#### [INPUT DATA]

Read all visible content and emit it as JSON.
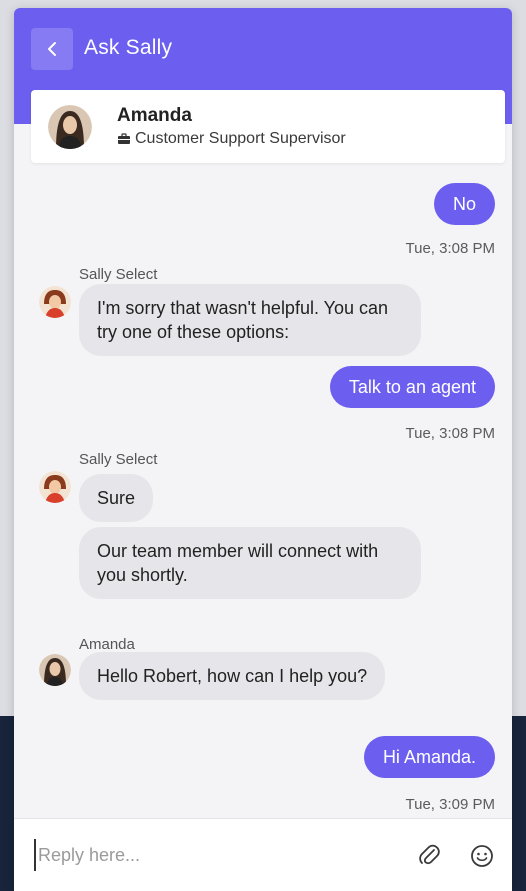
{
  "header": {
    "title": "Ask Sally"
  },
  "agent": {
    "name": "Amanda",
    "role": "Customer Support Supervisor"
  },
  "messages": [
    {
      "type": "user",
      "text": "No",
      "time": "Tue, 3:08 PM"
    },
    {
      "type": "bot",
      "sender": "Sally Select",
      "bubbles": [
        "I'm sorry that wasn't helpful. You can try one of these options:"
      ]
    },
    {
      "type": "user",
      "text": "Talk to an agent",
      "time": "Tue, 3:08 PM"
    },
    {
      "type": "bot",
      "sender": "Sally Select",
      "bubbles": [
        "Sure",
        "Our team member will connect with you shortly."
      ]
    },
    {
      "type": "agent",
      "sender": "Amanda",
      "bubbles": [
        "Hello Robert, how can I help you?"
      ]
    },
    {
      "type": "user",
      "text": "Hi Amanda.",
      "time": "Tue, 3:09 PM"
    }
  ],
  "reply": {
    "placeholder": "Reply here..."
  },
  "colors": {
    "accent": "#6c5ff0",
    "bubble_bot": "#e6e6ea"
  }
}
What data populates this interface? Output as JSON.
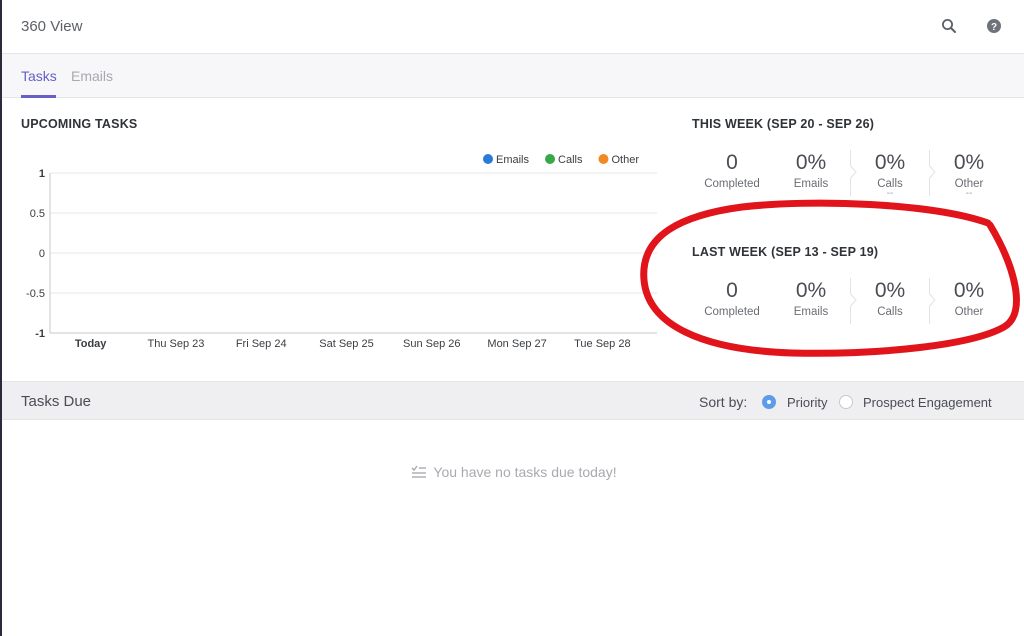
{
  "header": {
    "title": "360 View"
  },
  "tabs": [
    {
      "label": "Tasks"
    },
    {
      "label": "Emails"
    }
  ],
  "upcoming": {
    "title": "UPCOMING TASKS",
    "chart_data": {
      "type": "bar",
      "categories": [
        "Today",
        "Thu Sep 23",
        "Fri Sep 24",
        "Sat Sep 25",
        "Sun Sep 26",
        "Mon Sep 27",
        "Tue Sep 28"
      ],
      "series": [
        {
          "name": "Emails",
          "color": "#2b7bd6",
          "values": [
            0,
            0,
            0,
            0,
            0,
            0,
            0
          ]
        },
        {
          "name": "Calls",
          "color": "#36a84a",
          "values": [
            0,
            0,
            0,
            0,
            0,
            0,
            0
          ]
        },
        {
          "name": "Other",
          "color": "#f08a24",
          "values": [
            0,
            0,
            0,
            0,
            0,
            0,
            0
          ]
        }
      ],
      "yticks": [
        "1",
        "0.5",
        "0",
        "-0.5",
        "-1"
      ],
      "ylim": [
        -1,
        1
      ],
      "grid": true,
      "legend": "top-right"
    }
  },
  "this_week": {
    "title": "THIS WEEK (SEP 20 - SEP 26)",
    "stats": [
      {
        "value": "0",
        "label": "Completed",
        "sub": ""
      },
      {
        "value": "0%",
        "label": "Emails",
        "sub": ""
      },
      {
        "value": "0%",
        "label": "Calls",
        "sub": "--"
      },
      {
        "value": "0%",
        "label": "Other",
        "sub": "--"
      }
    ]
  },
  "last_week": {
    "title": "LAST WEEK (SEP 13 - SEP 19)",
    "stats": [
      {
        "value": "0",
        "label": "Completed",
        "sub": ""
      },
      {
        "value": "0%",
        "label": "Emails",
        "sub": ""
      },
      {
        "value": "0%",
        "label": "Calls",
        "sub": ""
      },
      {
        "value": "0%",
        "label": "Other",
        "sub": ""
      }
    ]
  },
  "tasks_due": {
    "title": "Tasks Due",
    "sort_label": "Sort by:",
    "options": [
      {
        "label": "Priority",
        "selected": true
      },
      {
        "label": "Prospect Engagement",
        "selected": false
      }
    ],
    "empty_message": "You have no tasks due today!"
  },
  "colors": {
    "accent": "#6560c7",
    "radio_selected": "#5b9de8",
    "annotation": "#e0141a"
  }
}
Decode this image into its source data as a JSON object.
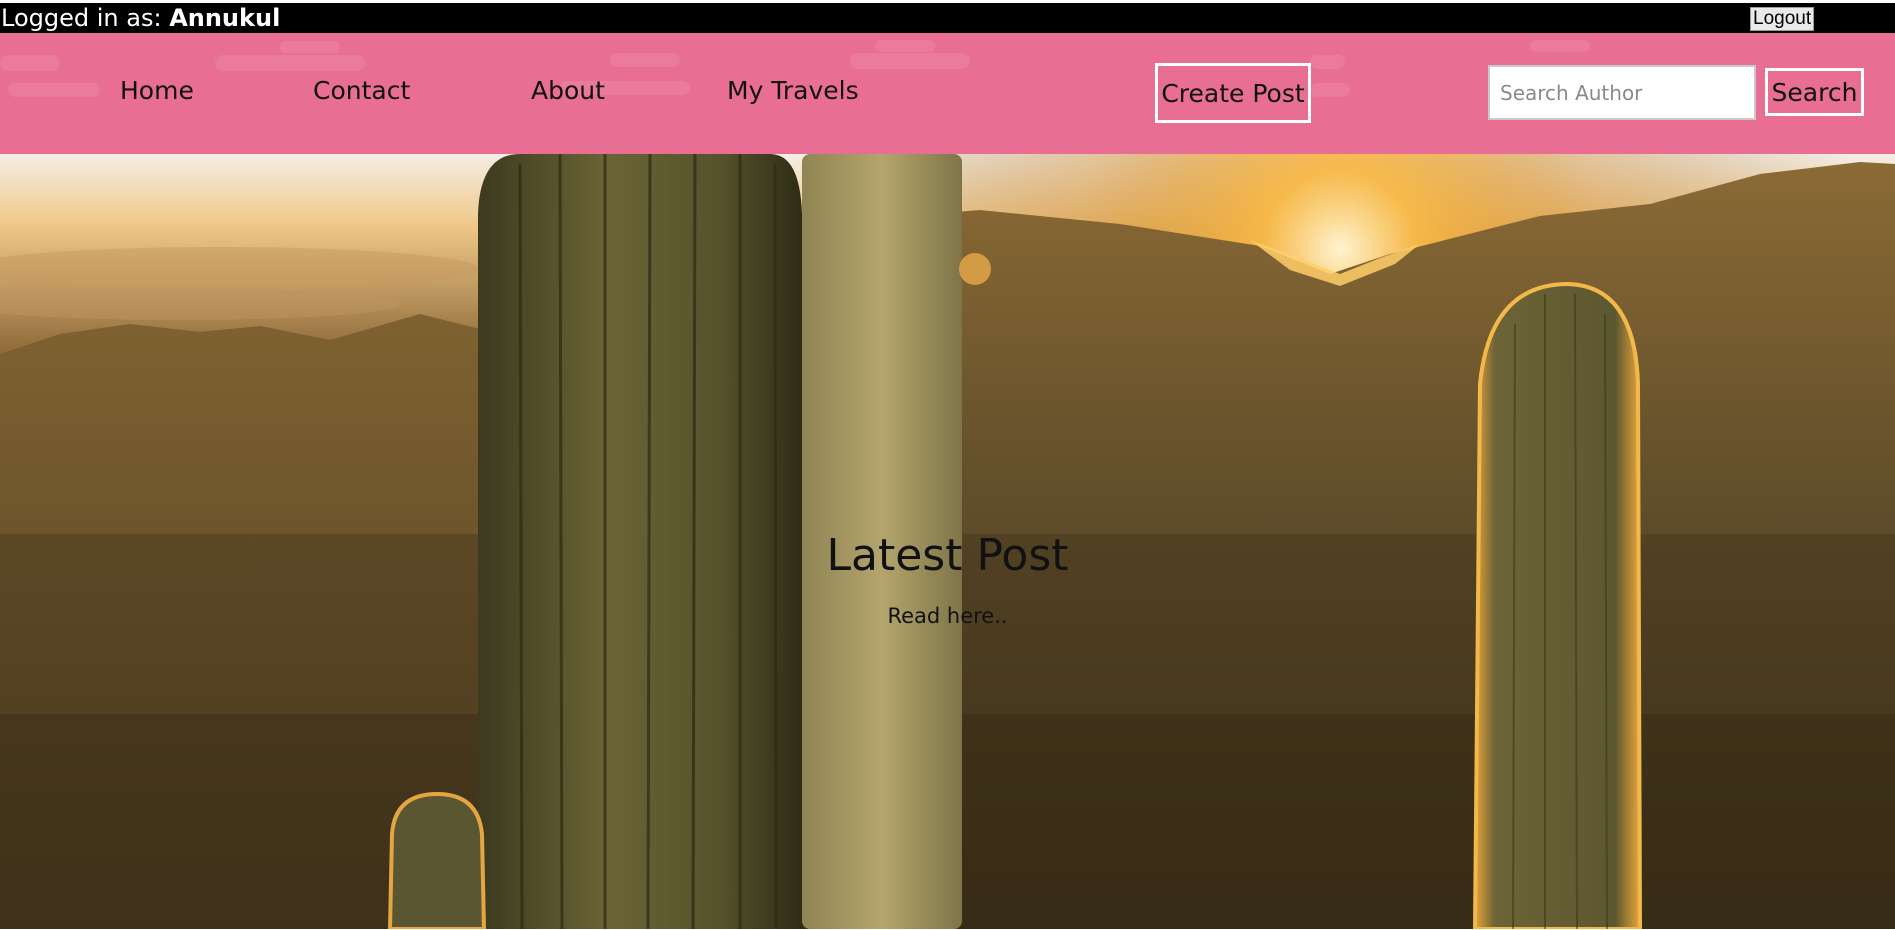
{
  "session": {
    "prefix": "Logged in as:",
    "username": "Annukul",
    "logout_label": "Logout"
  },
  "nav": {
    "links": [
      "Home",
      "Contact",
      "About",
      "My Travels"
    ],
    "create_post_label": "Create Post",
    "search_placeholder": "Search Author",
    "search_value": "",
    "search_label": "Search"
  },
  "hero": {
    "title": "Latest Post",
    "subtitle": "Read here.."
  },
  "colors": {
    "topbar": "#000000",
    "navbar": "#e86e93",
    "button_border": "#ffffff"
  },
  "icons": {
    "hero_image": "desert-cactus-sunset-photo"
  }
}
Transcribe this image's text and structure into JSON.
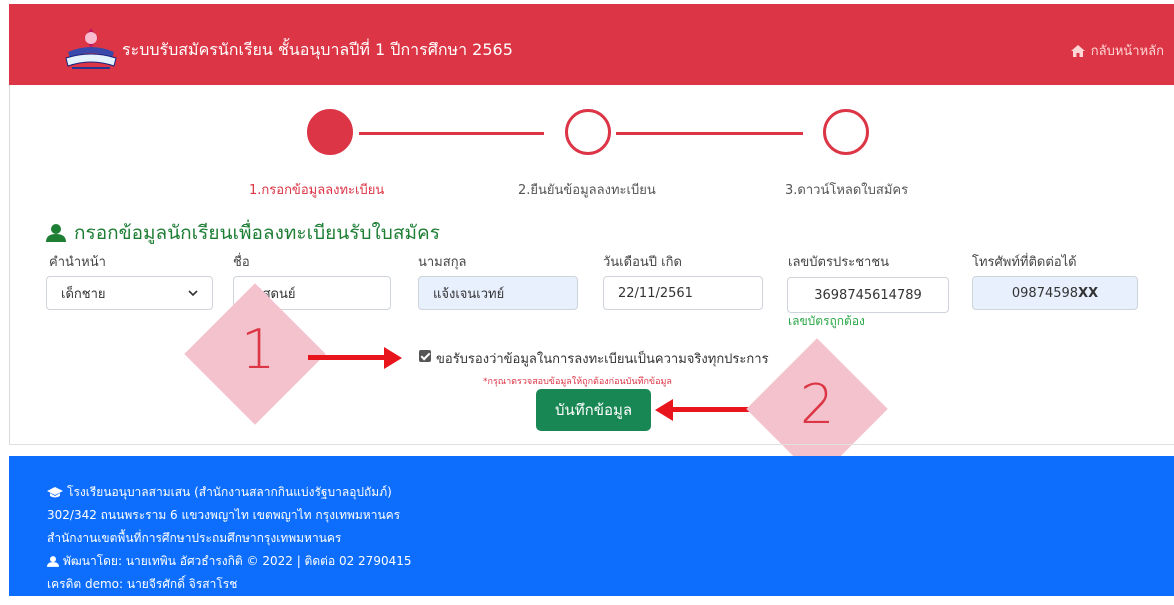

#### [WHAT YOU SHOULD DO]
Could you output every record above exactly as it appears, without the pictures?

#### [EXERCISE SOLUTION]
Read all visible content and emit it as JSON.
{
  "header": {
    "title": "Ask Sally"
  },
  "agent": {
    "name": "Amanda",
    "role": "Customer Support Supervisor"
  },
  "messages": [
    {
      "type": "user",
      "text": "No",
      "time": "Tue, 3:08 PM"
    },
    {
      "type": "bot",
      "sender": "Sally Select",
      "bubbles": [
        "I'm sorry that wasn't helpful. You can try one of these options:"
      ]
    },
    {
      "type": "user",
      "text": "Talk to an agent",
      "time": "Tue, 3:08 PM"
    },
    {
      "type": "bot",
      "sender": "Sally Select",
      "bubbles": [
        "Sure",
        "Our team member will connect with you shortly."
      ]
    },
    {
      "type": "agent",
      "sender": "Amanda",
      "bubbles": [
        "Hello Robert, how can I help you?"
      ]
    },
    {
      "type": "user",
      "text": "Hi Amanda.",
      "time": "Tue, 3:09 PM"
    }
  ],
  "reply": {
    "placeholder": "Reply here..."
  },
  "colors": {
    "accent": "#6c5ff0",
    "bubble_bot": "#e6e6ea"
  }
}
What data populates this interface? Output as JSON.
{
  "header": {
    "title": "360 View"
  },
  "tabs": [
    {
      "label": "Tasks"
    },
    {
      "label": "Emails"
    }
  ],
  "upcoming": {
    "title": "UPCOMING TASKS",
    "chart_data": {
      "type": "bar",
      "categories": [
        "Today",
        "Thu Sep 23",
        "Fri Sep 24",
        "Sat Sep 25",
        "Sun Sep 26",
        "Mon Sep 27",
        "Tue Sep 28"
      ],
      "series": [
        {
          "name": "Emails",
          "color": "#2b7bd6",
          "values": [
            0,
            0,
            0,
            0,
            0,
            0,
            0
          ]
        },
        {
          "name": "Calls",
          "color": "#36a84a",
          "values": [
            0,
            0,
            0,
            0,
            0,
            0,
            0
          ]
        },
        {
          "name": "Other",
          "color": "#f08a24",
          "values": [
            0,
            0,
            0,
            0,
            0,
            0,
            0
          ]
        }
      ],
      "yticks": [
        "1",
        "0.5",
        "0",
        "-0.5",
        "-1"
      ],
      "ylim": [
        -1,
        1
      ],
      "grid": true,
      "legend": "top-right"
    }
  },
  "this_week": {
    "title": "THIS WEEK (SEP 20 - SEP 26)",
    "stats": [
      {
        "value": "0",
        "label": "Completed",
        "sub": ""
      },
      {
        "value": "0%",
        "label": "Emails",
        "sub": ""
      },
      {
        "value": "0%",
        "label": "Calls",
        "sub": "--"
      },
      {
        "value": "0%",
        "label": "Other",
        "sub": "--"
      }
    ]
  },
  "last_week": {
    "title": "LAST WEEK (SEP 13 - SEP 19)",
    "stats": [
      {
        "value": "0",
        "label": "Completed",
        "sub": ""
      },
      {
        "value": "0%",
        "label": "Emails",
        "sub": ""
      },
      {
        "value": "0%",
        "label": "Calls",
        "sub": ""
      },
      {
        "value": "0%",
        "label": "Other",
        "sub": ""
      }
    ]
  },
  "tasks_due": {
    "title": "Tasks Due",
    "sort_label": "Sort by:",
    "options": [
      {
        "label": "Priority",
        "selected": true
      },
      {
        "label": "Prospect Engagement",
        "selected": false
      }
    ],
    "empty_message": "You have no tasks due today!"
  },
  "colors": {
    "accent": "#6560c7",
    "radio_selected": "#5b9de8",
    "annotation": "#e0141a"
  }
}
Decode this image into its source data as a JSON object.
{
  "session": {
    "prefix": "Logged in as:",
    "username": "Annukul",
    "logout_label": "Logout"
  },
  "nav": {
    "links": [
      "Home",
      "Contact",
      "About",
      "My Travels"
    ],
    "create_post_label": "Create Post",
    "search_placeholder": "Search Author",
    "search_value": "",
    "search_label": "Search"
  },
  "hero": {
    "title": "Latest Post",
    "subtitle": "Read here.."
  },
  "colors": {
    "topbar": "#000000",
    "navbar": "#e86e93",
    "button_border": "#ffffff"
  },
  "icons": {
    "hero_image": "desert-cactus-sunset-photo"
  }
}
Transcribe this image's text and structure into JSON.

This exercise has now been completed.